**Extracted information**:
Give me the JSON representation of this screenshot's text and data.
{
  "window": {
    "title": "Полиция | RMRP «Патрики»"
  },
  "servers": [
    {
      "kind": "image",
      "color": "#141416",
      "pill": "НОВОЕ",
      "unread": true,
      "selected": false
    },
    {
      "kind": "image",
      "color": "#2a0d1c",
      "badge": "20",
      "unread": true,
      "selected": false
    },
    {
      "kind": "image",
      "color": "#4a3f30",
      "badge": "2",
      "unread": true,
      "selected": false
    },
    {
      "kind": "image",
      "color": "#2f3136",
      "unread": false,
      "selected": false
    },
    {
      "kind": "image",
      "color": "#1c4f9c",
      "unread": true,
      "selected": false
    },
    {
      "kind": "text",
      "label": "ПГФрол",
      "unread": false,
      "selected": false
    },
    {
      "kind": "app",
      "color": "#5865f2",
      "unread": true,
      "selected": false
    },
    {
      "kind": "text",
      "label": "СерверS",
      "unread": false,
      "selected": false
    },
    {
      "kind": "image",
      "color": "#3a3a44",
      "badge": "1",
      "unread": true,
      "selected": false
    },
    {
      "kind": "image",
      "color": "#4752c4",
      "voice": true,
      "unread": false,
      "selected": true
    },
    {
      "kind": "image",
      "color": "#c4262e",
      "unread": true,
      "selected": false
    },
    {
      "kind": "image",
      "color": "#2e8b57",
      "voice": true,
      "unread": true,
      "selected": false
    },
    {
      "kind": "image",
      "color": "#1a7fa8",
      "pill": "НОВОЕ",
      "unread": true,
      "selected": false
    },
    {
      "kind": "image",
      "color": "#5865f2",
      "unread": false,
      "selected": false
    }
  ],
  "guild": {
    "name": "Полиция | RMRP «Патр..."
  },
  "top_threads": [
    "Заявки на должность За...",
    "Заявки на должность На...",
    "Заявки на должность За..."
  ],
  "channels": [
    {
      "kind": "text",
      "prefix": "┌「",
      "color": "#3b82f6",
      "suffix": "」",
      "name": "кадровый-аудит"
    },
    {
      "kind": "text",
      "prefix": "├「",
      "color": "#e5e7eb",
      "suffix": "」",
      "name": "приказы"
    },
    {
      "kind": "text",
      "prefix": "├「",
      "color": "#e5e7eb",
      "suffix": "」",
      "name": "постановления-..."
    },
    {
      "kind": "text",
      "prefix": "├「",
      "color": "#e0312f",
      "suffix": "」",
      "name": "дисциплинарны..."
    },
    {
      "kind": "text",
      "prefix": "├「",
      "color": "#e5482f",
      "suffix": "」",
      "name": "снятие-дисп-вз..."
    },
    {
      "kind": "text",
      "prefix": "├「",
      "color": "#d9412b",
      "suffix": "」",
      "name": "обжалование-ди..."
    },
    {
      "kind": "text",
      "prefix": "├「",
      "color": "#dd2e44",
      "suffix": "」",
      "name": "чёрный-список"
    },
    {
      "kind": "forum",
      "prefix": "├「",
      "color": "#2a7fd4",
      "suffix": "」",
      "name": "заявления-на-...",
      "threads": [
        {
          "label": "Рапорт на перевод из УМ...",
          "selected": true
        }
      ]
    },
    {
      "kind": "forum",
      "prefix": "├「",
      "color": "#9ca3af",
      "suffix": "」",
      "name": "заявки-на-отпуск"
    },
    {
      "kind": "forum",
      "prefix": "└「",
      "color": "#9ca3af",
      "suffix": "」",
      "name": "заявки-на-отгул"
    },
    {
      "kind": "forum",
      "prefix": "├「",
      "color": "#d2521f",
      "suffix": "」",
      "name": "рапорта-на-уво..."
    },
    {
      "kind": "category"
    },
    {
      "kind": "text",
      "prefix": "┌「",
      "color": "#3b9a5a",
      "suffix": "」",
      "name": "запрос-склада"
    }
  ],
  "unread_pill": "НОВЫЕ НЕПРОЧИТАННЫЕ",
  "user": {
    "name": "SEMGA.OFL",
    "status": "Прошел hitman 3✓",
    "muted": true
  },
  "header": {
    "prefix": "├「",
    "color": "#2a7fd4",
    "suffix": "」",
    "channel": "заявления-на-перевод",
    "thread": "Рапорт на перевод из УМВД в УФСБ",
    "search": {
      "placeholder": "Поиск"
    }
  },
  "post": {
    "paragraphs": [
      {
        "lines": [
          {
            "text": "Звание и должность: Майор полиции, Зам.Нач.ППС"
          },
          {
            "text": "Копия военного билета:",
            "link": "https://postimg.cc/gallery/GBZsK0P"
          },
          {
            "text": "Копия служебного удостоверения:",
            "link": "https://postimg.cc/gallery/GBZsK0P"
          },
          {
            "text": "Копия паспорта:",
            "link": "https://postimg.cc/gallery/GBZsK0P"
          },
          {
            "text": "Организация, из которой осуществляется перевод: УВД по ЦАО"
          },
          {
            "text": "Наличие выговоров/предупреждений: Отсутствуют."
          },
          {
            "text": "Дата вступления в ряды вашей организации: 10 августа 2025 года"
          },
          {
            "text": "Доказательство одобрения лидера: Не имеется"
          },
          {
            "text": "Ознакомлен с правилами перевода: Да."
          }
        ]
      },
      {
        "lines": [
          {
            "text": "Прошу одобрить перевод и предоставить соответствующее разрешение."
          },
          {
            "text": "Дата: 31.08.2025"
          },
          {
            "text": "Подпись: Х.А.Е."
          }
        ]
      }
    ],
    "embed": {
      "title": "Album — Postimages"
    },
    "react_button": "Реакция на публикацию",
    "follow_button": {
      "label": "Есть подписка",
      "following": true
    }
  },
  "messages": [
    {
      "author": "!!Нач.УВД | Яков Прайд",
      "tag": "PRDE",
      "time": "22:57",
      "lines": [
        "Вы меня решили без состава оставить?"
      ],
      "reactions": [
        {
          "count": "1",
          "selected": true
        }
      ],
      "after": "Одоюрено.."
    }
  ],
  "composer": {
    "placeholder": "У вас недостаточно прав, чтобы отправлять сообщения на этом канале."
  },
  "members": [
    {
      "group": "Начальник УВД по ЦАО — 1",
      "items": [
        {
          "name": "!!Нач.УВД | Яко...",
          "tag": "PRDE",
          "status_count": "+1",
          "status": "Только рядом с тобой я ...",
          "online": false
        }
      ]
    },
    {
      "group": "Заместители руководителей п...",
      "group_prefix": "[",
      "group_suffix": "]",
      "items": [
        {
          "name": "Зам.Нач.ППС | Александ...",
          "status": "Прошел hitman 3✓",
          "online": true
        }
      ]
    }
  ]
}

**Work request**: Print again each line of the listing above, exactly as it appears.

**Exercise output**:
Give me the JSON representation of this screenshot's text and data.
{
  "window": {
    "title": "Полиция | RMRP «Патрики»"
  },
  "servers": [
    {
      "kind": "image",
      "color": "#141416",
      "pill": "НОВОЕ",
      "unread": true,
      "selected": false
    },
    {
      "kind": "image",
      "color": "#2a0d1c",
      "badge": "20",
      "unread": true,
      "selected": false
    },
    {
      "kind": "image",
      "color": "#4a3f30",
      "badge": "2",
      "unread": true,
      "selected": false
    },
    {
      "kind": "image",
      "color": "#2f3136",
      "unread": false,
      "selected": false
    },
    {
      "kind": "image",
      "color": "#1c4f9c",
      "unread": true,
      "selected": false
    },
    {
      "kind": "text",
      "label": "ПГФрол",
      "unread": false,
      "selected": false
    },
    {
      "kind": "app",
      "color": "#5865f2",
      "unread": true,
      "selected": false
    },
    {
      "kind": "text",
      "label": "СерверS",
      "unread": false,
      "selected": false
    },
    {
      "kind": "image",
      "color": "#3a3a44",
      "badge": "1",
      "unread": true,
      "selected": false
    },
    {
      "kind": "image",
      "color": "#4752c4",
      "voice": true,
      "unread": false,
      "selected": true
    },
    {
      "kind": "image",
      "color": "#c4262e",
      "unread": true,
      "selected": false
    },
    {
      "kind": "image",
      "color": "#2e8b57",
      "voice": true,
      "unread": true,
      "selected": false
    },
    {
      "kind": "image",
      "color": "#1a7fa8",
      "pill": "НОВОЕ",
      "unread": true,
      "selected": false
    },
    {
      "kind": "image",
      "color": "#5865f2",
      "unread": false,
      "selected": false
    }
  ],
  "guild": {
    "name": "Полиция | RMRP «Патр..."
  },
  "top_threads": [
    "Заявки на должность За...",
    "Заявки на должность На...",
    "Заявки на должность За..."
  ],
  "channels": [
    {
      "kind": "text",
      "prefix": "┌「",
      "color": "#3b82f6",
      "suffix": "」",
      "name": "кадровый-аудит"
    },
    {
      "kind": "text",
      "prefix": "├「",
      "color": "#e5e7eb",
      "suffix": "」",
      "name": "приказы"
    },
    {
      "kind": "text",
      "prefix": "├「",
      "color": "#e5e7eb",
      "suffix": "」",
      "name": "постановления-..."
    },
    {
      "kind": "text",
      "prefix": "├「",
      "color": "#e0312f",
      "suffix": "」",
      "name": "дисциплинарны..."
    },
    {
      "kind": "text",
      "prefix": "├「",
      "color": "#e5482f",
      "suffix": "」",
      "name": "снятие-дисп-вз..."
    },
    {
      "kind": "text",
      "prefix": "├「",
      "color": "#d9412b",
      "suffix": "」",
      "name": "обжалование-ди..."
    },
    {
      "kind": "text",
      "prefix": "├「",
      "color": "#dd2e44",
      "suffix": "」",
      "name": "чёрный-список"
    },
    {
      "kind": "forum",
      "prefix": "├「",
      "color": "#2a7fd4",
      "suffix": "」",
      "name": "заявления-на-...",
      "threads": [
        {
          "label": "Рапорт на перевод из УМ...",
          "selected": true
        }
      ]
    },
    {
      "kind": "forum",
      "prefix": "├「",
      "color": "#9ca3af",
      "suffix": "」",
      "name": "заявки-на-отпуск"
    },
    {
      "kind": "forum",
      "prefix": "└「",
      "color": "#9ca3af",
      "suffix": "」",
      "name": "заявки-на-отгул"
    },
    {
      "kind": "forum",
      "prefix": "├「",
      "color": "#d2521f",
      "suffix": "」",
      "name": "рапорта-на-уво..."
    },
    {
      "kind": "category"
    },
    {
      "kind": "text",
      "prefix": "┌「",
      "color": "#3b9a5a",
      "suffix": "」",
      "name": "запрос-склада"
    }
  ],
  "unread_pill": "НОВЫЕ НЕПРОЧИТАННЫЕ",
  "user": {
    "name": "SEMGA.OFL",
    "status": "Прошел hitman 3✓",
    "muted": true
  },
  "header": {
    "prefix": "├「",
    "color": "#2a7fd4",
    "suffix": "」",
    "channel": "заявления-на-перевод",
    "thread": "Рапорт на перевод из УМВД в УФСБ",
    "search": {
      "placeholder": "Поиск"
    }
  },
  "post": {
    "paragraphs": [
      {
        "lines": [
          {
            "text": "Звание и должность: Майор полиции, Зам.Нач.ППС"
          },
          {
            "text": "Копия военного билета:",
            "link": "https://postimg.cc/gallery/GBZsK0P"
          },
          {
            "text": "Копия служебного удостоверения:",
            "link": "https://postimg.cc/gallery/GBZsK0P"
          },
          {
            "text": "Копия паспорта:",
            "link": "https://postimg.cc/gallery/GBZsK0P"
          },
          {
            "text": "Организация, из которой осуществляется перевод: УВД по ЦАО"
          },
          {
            "text": "Наличие выговоров/предупреждений: Отсутствуют."
          },
          {
            "text": "Дата вступления в ряды вашей организации: 10 августа 2025 года"
          },
          {
            "text": "Доказательство одобрения лидера: Не имеется"
          },
          {
            "text": "Ознакомлен с правилами перевода: Да."
          }
        ]
      },
      {
        "lines": [
          {
            "text": "Прошу одобрить перевод и предоставить соответствующее разрешение."
          },
          {
            "text": "Дата: 31.08.2025"
          },
          {
            "text": "Подпись: Х.А.Е."
          }
        ]
      }
    ],
    "embed": {
      "title": "Album — Postimages"
    },
    "react_button": "Реакция на публикацию",
    "follow_button": {
      "label": "Есть подписка",
      "following": true
    }
  },
  "messages": [
    {
      "author": "!!Нач.УВД | Яков Прайд",
      "tag": "PRDE",
      "time": "22:57",
      "lines": [
        "Вы меня решили без состава оставить?"
      ],
      "reactions": [
        {
          "count": "1",
          "selected": true
        }
      ],
      "after": "Одоюрено.."
    }
  ],
  "composer": {
    "placeholder": "У вас недостаточно прав, чтобы отправлять сообщения на этом канале."
  },
  "members": [
    {
      "group": "Начальник УВД по ЦАО — 1",
      "items": [
        {
          "name": "!!Нач.УВД | Яко...",
          "tag": "PRDE",
          "status_count": "+1",
          "status": "Только рядом с тобой я ...",
          "online": false
        }
      ]
    },
    {
      "group": "Заместители руководителей п...",
      "group_prefix": "[",
      "group_suffix": "]",
      "items": [
        {
          "name": "Зам.Нач.ППС | Александ...",
          "status": "Прошел hitman 3✓",
          "online": true
        }
      ]
    }
  ]
}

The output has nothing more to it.